WORK INSTRUCTIONS. Work out how many lines in the records below include the string "this", and reply with that number alone.

DATA FOR REVIEW.
^^^^^^^^^^^^^^^^
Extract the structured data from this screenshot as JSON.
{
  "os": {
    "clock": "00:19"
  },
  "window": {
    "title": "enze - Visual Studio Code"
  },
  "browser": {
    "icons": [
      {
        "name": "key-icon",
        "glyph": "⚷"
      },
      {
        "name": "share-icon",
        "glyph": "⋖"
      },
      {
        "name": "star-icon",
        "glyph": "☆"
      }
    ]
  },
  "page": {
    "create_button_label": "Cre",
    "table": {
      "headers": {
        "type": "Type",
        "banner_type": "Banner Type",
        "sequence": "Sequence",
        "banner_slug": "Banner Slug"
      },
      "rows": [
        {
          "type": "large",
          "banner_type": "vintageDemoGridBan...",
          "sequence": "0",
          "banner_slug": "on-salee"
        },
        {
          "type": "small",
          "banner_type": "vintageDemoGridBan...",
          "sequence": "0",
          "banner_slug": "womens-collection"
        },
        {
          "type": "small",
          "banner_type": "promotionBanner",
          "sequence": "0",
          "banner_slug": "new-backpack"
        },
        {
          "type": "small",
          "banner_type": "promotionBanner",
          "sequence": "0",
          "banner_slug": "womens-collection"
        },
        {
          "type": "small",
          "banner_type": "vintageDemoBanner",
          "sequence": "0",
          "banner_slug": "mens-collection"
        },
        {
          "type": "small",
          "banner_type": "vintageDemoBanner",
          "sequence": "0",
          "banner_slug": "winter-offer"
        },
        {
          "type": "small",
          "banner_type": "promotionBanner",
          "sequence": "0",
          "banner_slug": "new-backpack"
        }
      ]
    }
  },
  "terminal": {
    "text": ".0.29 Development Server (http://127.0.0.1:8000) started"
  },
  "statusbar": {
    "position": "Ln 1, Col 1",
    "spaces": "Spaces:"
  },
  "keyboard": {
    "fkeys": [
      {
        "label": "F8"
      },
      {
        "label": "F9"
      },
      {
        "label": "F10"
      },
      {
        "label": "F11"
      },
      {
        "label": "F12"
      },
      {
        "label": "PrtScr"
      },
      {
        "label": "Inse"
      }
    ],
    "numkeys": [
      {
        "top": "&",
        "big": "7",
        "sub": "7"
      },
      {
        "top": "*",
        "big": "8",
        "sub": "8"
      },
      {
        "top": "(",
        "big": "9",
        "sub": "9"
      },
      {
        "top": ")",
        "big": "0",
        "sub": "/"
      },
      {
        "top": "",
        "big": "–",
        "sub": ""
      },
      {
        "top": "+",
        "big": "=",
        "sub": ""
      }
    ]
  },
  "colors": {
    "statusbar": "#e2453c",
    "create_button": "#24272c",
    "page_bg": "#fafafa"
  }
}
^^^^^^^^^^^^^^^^
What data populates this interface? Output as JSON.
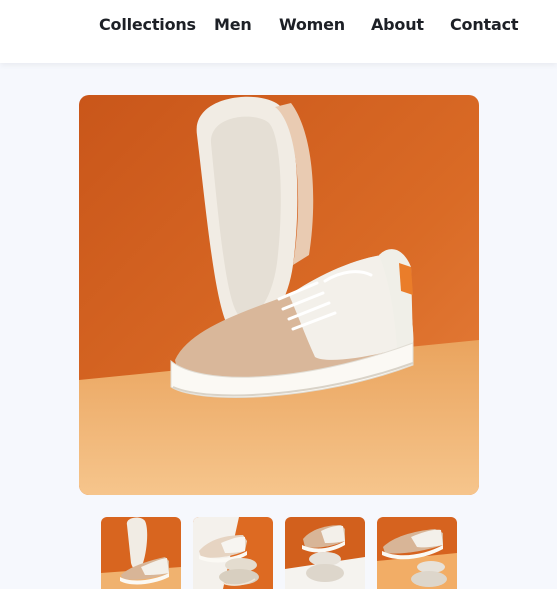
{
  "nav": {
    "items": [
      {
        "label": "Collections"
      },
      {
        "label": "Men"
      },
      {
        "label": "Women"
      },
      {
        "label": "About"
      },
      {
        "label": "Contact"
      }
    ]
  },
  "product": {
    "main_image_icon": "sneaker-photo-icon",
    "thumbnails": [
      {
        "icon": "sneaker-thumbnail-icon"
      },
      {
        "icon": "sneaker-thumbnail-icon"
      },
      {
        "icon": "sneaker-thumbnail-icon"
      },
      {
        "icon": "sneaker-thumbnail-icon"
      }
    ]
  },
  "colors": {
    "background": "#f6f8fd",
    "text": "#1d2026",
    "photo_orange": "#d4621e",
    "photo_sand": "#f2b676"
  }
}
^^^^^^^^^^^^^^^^
TASK SOLUTION. 2